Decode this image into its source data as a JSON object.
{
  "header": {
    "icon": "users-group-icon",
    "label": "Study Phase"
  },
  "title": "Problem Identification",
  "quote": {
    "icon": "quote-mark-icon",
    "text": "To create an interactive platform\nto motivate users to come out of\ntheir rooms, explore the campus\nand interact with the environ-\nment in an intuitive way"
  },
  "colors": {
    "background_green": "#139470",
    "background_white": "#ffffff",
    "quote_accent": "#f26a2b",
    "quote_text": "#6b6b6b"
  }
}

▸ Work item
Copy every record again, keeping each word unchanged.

▸ Written reply
Decode this image into its source data as a JSON object.
{
  "header": {
    "icon": "users-group-icon",
    "label": "Study Phase"
  },
  "title": "Problem Identification",
  "quote": {
    "icon": "quote-mark-icon",
    "text": "To create an interactive platform\nto motivate users to come out of\ntheir rooms, explore the campus\nand interact with the environ-\nment in an intuitive way"
  },
  "colors": {
    "background_green": "#139470",
    "background_white": "#ffffff",
    "quote_accent": "#f26a2b",
    "quote_text": "#6b6b6b"
  }
}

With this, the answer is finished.